Salir almost always means to exit. When speaking of how things turn out (test results, for instance) then, it means, to turn out or to result in. In the preterite, salir also corresponds to the English expression using the verb to go -- how something went.

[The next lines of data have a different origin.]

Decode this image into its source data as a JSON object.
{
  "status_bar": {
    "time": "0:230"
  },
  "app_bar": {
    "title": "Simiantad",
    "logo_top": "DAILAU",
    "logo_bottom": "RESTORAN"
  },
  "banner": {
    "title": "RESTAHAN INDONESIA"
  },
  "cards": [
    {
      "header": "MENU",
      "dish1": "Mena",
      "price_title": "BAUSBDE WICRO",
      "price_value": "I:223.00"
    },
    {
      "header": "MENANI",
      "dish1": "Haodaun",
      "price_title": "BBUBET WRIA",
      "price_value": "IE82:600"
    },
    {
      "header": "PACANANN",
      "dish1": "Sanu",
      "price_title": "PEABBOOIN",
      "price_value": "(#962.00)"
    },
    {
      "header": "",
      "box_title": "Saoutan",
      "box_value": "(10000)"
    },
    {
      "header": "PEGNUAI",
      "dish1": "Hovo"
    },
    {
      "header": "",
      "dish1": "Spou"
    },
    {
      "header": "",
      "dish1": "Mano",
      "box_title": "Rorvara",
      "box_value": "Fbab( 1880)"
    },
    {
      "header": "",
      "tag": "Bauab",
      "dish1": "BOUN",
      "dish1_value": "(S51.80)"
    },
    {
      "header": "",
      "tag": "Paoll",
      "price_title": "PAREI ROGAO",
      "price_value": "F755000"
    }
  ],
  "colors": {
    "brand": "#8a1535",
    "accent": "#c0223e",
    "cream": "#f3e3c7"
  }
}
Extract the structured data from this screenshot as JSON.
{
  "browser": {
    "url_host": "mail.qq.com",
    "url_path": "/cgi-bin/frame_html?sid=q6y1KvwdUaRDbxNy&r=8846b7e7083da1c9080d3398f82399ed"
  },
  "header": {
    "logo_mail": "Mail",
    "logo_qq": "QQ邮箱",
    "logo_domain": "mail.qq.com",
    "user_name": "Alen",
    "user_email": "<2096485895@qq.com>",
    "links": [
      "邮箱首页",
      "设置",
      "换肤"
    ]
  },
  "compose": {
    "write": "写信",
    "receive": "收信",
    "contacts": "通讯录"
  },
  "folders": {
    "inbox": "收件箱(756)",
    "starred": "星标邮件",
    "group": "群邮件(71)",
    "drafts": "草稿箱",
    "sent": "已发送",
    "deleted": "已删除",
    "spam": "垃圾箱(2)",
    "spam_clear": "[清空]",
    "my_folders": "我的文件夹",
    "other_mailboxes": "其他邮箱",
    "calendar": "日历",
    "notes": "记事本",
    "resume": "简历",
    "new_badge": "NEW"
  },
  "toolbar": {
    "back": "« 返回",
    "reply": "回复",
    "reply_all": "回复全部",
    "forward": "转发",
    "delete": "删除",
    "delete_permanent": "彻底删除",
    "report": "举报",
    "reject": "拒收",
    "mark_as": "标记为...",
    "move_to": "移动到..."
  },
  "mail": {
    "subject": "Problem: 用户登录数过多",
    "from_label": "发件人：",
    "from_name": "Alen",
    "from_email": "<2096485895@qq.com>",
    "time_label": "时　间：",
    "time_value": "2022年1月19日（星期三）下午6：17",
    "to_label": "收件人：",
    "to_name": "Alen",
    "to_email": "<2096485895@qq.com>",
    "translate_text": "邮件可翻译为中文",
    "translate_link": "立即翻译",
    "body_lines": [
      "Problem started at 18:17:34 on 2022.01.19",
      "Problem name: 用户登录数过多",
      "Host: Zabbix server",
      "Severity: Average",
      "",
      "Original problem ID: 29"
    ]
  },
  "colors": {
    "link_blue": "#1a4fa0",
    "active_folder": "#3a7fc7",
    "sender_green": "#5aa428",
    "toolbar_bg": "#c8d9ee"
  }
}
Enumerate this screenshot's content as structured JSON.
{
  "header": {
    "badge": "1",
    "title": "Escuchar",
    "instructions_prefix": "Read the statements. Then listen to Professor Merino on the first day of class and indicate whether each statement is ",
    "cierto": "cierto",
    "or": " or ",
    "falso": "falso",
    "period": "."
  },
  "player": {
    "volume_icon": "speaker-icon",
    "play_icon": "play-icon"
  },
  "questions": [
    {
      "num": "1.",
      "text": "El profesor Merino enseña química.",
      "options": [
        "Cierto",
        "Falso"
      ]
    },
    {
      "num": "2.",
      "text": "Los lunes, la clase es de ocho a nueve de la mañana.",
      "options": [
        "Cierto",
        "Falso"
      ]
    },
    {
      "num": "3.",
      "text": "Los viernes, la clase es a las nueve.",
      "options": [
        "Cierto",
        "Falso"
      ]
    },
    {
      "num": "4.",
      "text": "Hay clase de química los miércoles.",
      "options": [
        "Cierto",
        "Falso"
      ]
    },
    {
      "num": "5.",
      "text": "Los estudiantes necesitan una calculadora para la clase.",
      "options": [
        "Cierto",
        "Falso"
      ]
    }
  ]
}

In this respect, the Spanish verb ir (in the preterite, usually, but not exclusively) can also be used.
Let's examine a few sentences with salir in these senses:
1. Juan sale para Veracruz en dos días. (John is leaving for Veracruz in two days.) Note how the idea of exiting is involved, even if that verb is not used in English?
2. ¿Qué tal te fue el examen? (How'd the test go for you?) Note how the idea of things turning out well or badly is involved in this use of salir, in the preterite?
3. Siempre salía mal de los exámenes hasta que me enseñaste el uso de salir. (I always did badly on tests until you taught me the use of salir.) Note how the imperfect of salir still carries the same idea as it does when used in the preterite, in this context -- this time, with the sense of things going well or badly in the past.
Salir, used with con, is the way one expresses the concept of going out with someone, including, but not limited to the English verb to date:
1. Juan sale con Teresa ahora. (John is dating Teresa nowadays.)
2. Los jefes salen con los ejecutivos para tomar los viernes. (The bosses go drinking with the CEOs on Fridays.)